Please keep the images out and set down the data exactly as given.

'''

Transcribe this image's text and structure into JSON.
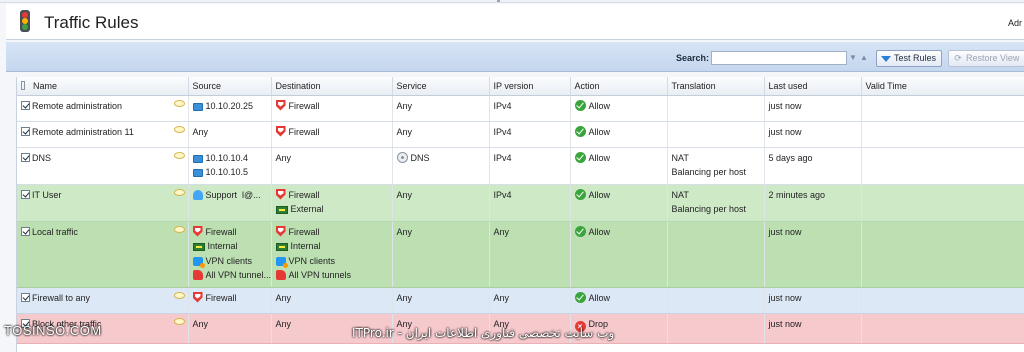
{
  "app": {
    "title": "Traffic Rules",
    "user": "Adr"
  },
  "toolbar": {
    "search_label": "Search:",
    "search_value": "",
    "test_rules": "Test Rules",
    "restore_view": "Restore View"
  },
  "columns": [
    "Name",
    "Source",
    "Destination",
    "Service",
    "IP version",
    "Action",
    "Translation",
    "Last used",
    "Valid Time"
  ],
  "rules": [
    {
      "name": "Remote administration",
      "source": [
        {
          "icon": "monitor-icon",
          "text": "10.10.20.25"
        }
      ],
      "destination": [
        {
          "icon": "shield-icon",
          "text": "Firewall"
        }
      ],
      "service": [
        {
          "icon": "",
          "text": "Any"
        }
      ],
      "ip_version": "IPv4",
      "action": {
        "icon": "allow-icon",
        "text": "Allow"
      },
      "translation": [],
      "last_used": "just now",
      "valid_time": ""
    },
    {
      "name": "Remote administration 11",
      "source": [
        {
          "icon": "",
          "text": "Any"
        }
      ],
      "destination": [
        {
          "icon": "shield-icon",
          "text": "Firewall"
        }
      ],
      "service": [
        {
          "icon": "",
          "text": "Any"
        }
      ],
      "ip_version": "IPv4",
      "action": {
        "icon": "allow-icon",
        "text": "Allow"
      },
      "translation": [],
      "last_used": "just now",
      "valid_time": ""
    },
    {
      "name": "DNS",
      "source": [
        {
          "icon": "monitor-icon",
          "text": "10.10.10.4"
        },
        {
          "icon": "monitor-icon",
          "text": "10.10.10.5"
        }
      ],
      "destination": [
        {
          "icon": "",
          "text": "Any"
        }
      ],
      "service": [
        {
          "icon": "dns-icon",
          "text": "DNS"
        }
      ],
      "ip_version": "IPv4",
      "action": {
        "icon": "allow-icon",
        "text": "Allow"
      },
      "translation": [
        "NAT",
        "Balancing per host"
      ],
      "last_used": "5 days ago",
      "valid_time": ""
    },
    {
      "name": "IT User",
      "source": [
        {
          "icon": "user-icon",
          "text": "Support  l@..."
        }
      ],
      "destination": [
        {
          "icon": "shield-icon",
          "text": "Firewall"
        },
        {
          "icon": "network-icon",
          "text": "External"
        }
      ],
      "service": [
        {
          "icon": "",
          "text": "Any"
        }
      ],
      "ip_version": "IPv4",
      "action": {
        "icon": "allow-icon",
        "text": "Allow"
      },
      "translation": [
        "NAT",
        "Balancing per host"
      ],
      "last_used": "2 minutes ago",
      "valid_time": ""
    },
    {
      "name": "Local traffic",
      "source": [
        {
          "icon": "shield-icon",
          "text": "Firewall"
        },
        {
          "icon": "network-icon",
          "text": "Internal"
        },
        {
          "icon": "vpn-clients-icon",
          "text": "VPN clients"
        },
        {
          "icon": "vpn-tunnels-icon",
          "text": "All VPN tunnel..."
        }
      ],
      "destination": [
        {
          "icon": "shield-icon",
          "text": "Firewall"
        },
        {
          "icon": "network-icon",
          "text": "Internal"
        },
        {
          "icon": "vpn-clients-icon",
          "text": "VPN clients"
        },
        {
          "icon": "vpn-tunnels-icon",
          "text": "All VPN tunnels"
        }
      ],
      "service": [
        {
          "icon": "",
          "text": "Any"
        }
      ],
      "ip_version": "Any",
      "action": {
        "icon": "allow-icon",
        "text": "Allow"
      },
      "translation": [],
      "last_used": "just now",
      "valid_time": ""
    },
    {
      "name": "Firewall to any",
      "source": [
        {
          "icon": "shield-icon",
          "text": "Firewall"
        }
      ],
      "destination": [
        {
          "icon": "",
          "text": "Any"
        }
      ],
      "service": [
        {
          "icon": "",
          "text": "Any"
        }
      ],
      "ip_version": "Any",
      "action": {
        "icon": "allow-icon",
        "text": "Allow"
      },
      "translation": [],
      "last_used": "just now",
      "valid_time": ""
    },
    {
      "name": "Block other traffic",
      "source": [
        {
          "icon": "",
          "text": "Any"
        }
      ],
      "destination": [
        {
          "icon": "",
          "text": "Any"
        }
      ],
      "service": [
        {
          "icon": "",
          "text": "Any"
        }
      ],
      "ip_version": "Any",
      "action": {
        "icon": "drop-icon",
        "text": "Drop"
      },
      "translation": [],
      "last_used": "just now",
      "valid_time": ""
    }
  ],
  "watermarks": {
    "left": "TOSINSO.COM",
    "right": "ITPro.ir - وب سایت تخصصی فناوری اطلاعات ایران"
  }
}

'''

# YOUR RESPONSE
Transcribe this image's text and structure into JSON.
{
  "app": {
    "title": "Traffic Rules",
    "user": "Adr"
  },
  "toolbar": {
    "search_label": "Search:",
    "search_value": "",
    "test_rules": "Test Rules",
    "restore_view": "Restore View"
  },
  "columns": [
    "Name",
    "Source",
    "Destination",
    "Service",
    "IP version",
    "Action",
    "Translation",
    "Last used",
    "Valid Time"
  ],
  "rules": [
    {
      "name": "Remote administration",
      "source": [
        {
          "icon": "monitor-icon",
          "text": "10.10.20.25"
        }
      ],
      "destination": [
        {
          "icon": "shield-icon",
          "text": "Firewall"
        }
      ],
      "service": [
        {
          "icon": "",
          "text": "Any"
        }
      ],
      "ip_version": "IPv4",
      "action": {
        "icon": "allow-icon",
        "text": "Allow"
      },
      "translation": [],
      "last_used": "just now",
      "valid_time": ""
    },
    {
      "name": "Remote administration 11",
      "source": [
        {
          "icon": "",
          "text": "Any"
        }
      ],
      "destination": [
        {
          "icon": "shield-icon",
          "text": "Firewall"
        }
      ],
      "service": [
        {
          "icon": "",
          "text": "Any"
        }
      ],
      "ip_version": "IPv4",
      "action": {
        "icon": "allow-icon",
        "text": "Allow"
      },
      "translation": [],
      "last_used": "just now",
      "valid_time": ""
    },
    {
      "name": "DNS",
      "source": [
        {
          "icon": "monitor-icon",
          "text": "10.10.10.4"
        },
        {
          "icon": "monitor-icon",
          "text": "10.10.10.5"
        }
      ],
      "destination": [
        {
          "icon": "",
          "text": "Any"
        }
      ],
      "service": [
        {
          "icon": "dns-icon",
          "text": "DNS"
        }
      ],
      "ip_version": "IPv4",
      "action": {
        "icon": "allow-icon",
        "text": "Allow"
      },
      "translation": [
        "NAT",
        "Balancing per host"
      ],
      "last_used": "5 days ago",
      "valid_time": ""
    },
    {
      "name": "IT User",
      "source": [
        {
          "icon": "user-icon",
          "text": "Support  l@..."
        }
      ],
      "destination": [
        {
          "icon": "shield-icon",
          "text": "Firewall"
        },
        {
          "icon": "network-icon",
          "text": "External"
        }
      ],
      "service": [
        {
          "icon": "",
          "text": "Any"
        }
      ],
      "ip_version": "IPv4",
      "action": {
        "icon": "allow-icon",
        "text": "Allow"
      },
      "translation": [
        "NAT",
        "Balancing per host"
      ],
      "last_used": "2 minutes ago",
      "valid_time": ""
    },
    {
      "name": "Local traffic",
      "source": [
        {
          "icon": "shield-icon",
          "text": "Firewall"
        },
        {
          "icon": "network-icon",
          "text": "Internal"
        },
        {
          "icon": "vpn-clients-icon",
          "text": "VPN clients"
        },
        {
          "icon": "vpn-tunnels-icon",
          "text": "All VPN tunnel..."
        }
      ],
      "destination": [
        {
          "icon": "shield-icon",
          "text": "Firewall"
        },
        {
          "icon": "network-icon",
          "text": "Internal"
        },
        {
          "icon": "vpn-clients-icon",
          "text": "VPN clients"
        },
        {
          "icon": "vpn-tunnels-icon",
          "text": "All VPN tunnels"
        }
      ],
      "service": [
        {
          "icon": "",
          "text": "Any"
        }
      ],
      "ip_version": "Any",
      "action": {
        "icon": "allow-icon",
        "text": "Allow"
      },
      "translation": [],
      "last_used": "just now",
      "valid_time": ""
    },
    {
      "name": "Firewall to any",
      "source": [
        {
          "icon": "shield-icon",
          "text": "Firewall"
        }
      ],
      "destination": [
        {
          "icon": "",
          "text": "Any"
        }
      ],
      "service": [
        {
          "icon": "",
          "text": "Any"
        }
      ],
      "ip_version": "Any",
      "action": {
        "icon": "allow-icon",
        "text": "Allow"
      },
      "translation": [],
      "last_used": "just now",
      "valid_time": ""
    },
    {
      "name": "Block other traffic",
      "source": [
        {
          "icon": "",
          "text": "Any"
        }
      ],
      "destination": [
        {
          "icon": "",
          "text": "Any"
        }
      ],
      "service": [
        {
          "icon": "",
          "text": "Any"
        }
      ],
      "ip_version": "Any",
      "action": {
        "icon": "drop-icon",
        "text": "Drop"
      },
      "translation": [],
      "last_used": "just now",
      "valid_time": ""
    }
  ],
  "watermarks": {
    "left": "TOSINSO.COM",
    "right": "ITPro.ir - وب سایت تخصصی فناوری اطلاعات ایران"
  }
}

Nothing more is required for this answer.